TRY IT => Reprint the entire listing exactly.

################

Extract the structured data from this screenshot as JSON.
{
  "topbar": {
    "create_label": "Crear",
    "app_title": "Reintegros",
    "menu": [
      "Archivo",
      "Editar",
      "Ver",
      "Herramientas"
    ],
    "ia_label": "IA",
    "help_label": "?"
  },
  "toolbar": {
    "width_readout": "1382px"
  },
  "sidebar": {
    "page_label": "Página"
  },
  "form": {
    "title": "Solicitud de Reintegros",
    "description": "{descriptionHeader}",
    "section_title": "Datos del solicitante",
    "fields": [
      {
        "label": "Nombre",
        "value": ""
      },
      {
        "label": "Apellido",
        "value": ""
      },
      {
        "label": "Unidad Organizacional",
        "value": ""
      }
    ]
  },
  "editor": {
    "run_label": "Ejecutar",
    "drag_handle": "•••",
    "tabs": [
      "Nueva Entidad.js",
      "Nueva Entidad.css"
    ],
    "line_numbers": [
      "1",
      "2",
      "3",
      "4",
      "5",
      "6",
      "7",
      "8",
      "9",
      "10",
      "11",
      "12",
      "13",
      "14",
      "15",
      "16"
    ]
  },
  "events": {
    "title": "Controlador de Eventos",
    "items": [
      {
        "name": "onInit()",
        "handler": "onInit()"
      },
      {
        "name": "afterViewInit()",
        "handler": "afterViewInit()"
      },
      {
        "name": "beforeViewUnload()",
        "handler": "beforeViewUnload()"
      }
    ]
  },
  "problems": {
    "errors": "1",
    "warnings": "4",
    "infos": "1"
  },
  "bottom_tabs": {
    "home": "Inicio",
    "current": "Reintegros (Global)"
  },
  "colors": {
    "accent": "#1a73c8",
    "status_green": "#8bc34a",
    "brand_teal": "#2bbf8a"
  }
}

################

TASK SOLUTION =>
Extract the structured data from this screenshot as JSON.
{
  "topbar": {
    "create_label": "Crear",
    "app_title": "Reintegros",
    "menu": [
      "Archivo",
      "Editar",
      "Ver",
      "Herramientas"
    ],
    "ia_label": "IA",
    "help_label": "?"
  },
  "toolbar": {
    "width_readout": "1382px"
  },
  "sidebar": {
    "page_label": "Página"
  },
  "form": {
    "title": "Solicitud de Reintegros",
    "description": "{descriptionHeader}",
    "section_title": "Datos del solicitante",
    "fields": [
      {
        "label": "Nombre",
        "value": ""
      },
      {
        "label": "Apellido",
        "value": ""
      },
      {
        "label": "Unidad Organizacional",
        "value": ""
      }
    ]
  },
  "editor": {
    "run_label": "Ejecutar",
    "drag_handle": "•••",
    "tabs": [
      "Nueva Entidad.js",
      "Nueva Entidad.css"
    ],
    "line_numbers": [
      "1",
      "2",
      "3",
      "4",
      "5",
      "6",
      "7",
      "8",
      "9",
      "10",
      "11",
      "12",
      "13",
      "14",
      "15",
      "16"
    ]
  },
  "events": {
    "title": "Controlador de Eventos",
    "items": [
      {
        "name": "onInit()",
        "handler": "onInit()"
      },
      {
        "name": "afterViewInit()",
        "handler": "afterViewInit()"
      },
      {
        "name": "beforeViewUnload()",
        "handler": "beforeViewUnload()"
      }
    ]
  },
  "problems": {
    "errors": "1",
    "warnings": "4",
    "infos": "1"
  },
  "bottom_tabs": {
    "home": "Inicio",
    "current": "Reintegros (Global)"
  },
  "colors": {
    "accent": "#1a73c8",
    "status_green": "#8bc34a",
    "brand_teal": "#2bbf8a"
  }
}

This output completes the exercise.